• [Task brief]: Where a line contains the word "Banking", copy that line from the records below.

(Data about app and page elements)
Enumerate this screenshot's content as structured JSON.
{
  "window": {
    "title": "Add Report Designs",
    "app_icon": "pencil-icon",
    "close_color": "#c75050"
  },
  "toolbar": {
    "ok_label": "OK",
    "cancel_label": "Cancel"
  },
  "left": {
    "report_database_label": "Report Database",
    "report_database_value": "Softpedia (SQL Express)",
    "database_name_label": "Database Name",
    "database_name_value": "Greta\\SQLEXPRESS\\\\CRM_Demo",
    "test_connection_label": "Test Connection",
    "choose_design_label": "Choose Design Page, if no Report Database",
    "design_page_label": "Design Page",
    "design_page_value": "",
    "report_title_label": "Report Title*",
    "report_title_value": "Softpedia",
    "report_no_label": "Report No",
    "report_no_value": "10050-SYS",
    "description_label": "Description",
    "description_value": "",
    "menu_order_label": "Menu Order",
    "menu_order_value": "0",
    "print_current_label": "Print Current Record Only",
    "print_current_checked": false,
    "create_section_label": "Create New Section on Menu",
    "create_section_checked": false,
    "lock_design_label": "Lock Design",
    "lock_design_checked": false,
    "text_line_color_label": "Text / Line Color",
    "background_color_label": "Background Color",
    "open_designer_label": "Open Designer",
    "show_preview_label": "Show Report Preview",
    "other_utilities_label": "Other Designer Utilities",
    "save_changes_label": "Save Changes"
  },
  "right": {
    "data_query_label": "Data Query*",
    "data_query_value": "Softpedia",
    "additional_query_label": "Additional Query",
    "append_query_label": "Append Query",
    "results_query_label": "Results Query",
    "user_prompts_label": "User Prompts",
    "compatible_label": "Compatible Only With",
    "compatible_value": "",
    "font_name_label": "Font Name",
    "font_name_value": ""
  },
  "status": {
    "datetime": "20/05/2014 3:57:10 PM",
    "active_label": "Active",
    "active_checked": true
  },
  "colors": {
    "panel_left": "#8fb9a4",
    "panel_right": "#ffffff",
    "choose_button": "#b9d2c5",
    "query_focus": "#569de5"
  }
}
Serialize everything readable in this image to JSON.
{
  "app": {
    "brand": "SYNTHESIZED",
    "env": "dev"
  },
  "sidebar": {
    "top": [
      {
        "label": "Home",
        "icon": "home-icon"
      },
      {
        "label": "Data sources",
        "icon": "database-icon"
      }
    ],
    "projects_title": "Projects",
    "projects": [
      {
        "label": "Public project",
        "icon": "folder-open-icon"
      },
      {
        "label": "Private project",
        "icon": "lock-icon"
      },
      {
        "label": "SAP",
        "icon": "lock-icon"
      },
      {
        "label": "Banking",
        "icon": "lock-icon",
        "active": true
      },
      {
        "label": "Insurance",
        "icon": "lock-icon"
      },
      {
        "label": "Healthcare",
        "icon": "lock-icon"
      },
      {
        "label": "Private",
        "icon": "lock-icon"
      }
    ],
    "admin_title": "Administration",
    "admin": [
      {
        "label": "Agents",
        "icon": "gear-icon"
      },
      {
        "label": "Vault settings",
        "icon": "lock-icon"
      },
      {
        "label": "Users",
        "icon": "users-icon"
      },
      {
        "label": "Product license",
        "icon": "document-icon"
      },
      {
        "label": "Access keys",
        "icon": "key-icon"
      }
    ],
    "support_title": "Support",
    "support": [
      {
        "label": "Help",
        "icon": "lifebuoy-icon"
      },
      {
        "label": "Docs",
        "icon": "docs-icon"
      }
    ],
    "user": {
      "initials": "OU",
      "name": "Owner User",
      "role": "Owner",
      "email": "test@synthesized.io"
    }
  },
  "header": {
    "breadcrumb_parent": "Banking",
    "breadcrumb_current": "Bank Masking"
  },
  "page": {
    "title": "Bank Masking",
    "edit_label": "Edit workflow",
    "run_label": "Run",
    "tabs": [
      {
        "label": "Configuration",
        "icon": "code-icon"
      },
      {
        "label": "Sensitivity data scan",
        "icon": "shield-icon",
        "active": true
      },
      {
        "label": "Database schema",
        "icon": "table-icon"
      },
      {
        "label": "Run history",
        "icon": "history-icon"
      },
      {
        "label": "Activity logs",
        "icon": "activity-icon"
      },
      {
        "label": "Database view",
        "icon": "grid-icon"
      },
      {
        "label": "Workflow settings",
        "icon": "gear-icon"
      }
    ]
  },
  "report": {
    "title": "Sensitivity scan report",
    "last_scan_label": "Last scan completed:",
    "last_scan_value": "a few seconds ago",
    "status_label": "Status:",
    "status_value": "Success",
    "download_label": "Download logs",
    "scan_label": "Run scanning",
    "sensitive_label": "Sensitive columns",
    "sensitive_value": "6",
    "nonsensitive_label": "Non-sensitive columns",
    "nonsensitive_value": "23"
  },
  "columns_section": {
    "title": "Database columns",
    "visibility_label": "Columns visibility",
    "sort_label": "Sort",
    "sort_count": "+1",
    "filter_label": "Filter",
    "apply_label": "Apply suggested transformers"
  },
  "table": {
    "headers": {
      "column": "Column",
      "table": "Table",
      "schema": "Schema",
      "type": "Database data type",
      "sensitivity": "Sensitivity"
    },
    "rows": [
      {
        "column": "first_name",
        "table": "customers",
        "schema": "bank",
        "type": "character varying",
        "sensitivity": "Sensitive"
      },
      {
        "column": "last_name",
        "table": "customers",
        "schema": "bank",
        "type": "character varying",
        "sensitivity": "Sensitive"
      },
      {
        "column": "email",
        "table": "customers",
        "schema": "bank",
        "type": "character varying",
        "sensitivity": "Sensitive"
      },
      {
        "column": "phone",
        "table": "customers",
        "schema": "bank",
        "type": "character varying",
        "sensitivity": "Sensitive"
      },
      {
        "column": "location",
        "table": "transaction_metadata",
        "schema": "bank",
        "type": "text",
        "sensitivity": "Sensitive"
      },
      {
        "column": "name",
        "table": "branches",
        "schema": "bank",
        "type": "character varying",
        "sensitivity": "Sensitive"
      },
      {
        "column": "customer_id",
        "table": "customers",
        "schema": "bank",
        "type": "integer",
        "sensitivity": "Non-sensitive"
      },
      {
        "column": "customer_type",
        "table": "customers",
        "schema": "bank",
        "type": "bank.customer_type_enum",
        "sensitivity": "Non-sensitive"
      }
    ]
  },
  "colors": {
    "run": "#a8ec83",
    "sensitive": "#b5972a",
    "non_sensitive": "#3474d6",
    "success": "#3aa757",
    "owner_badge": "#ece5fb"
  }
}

• [Completed exercise]:
        "label": "Banking",
    "breadcrumb_parent": "Banking",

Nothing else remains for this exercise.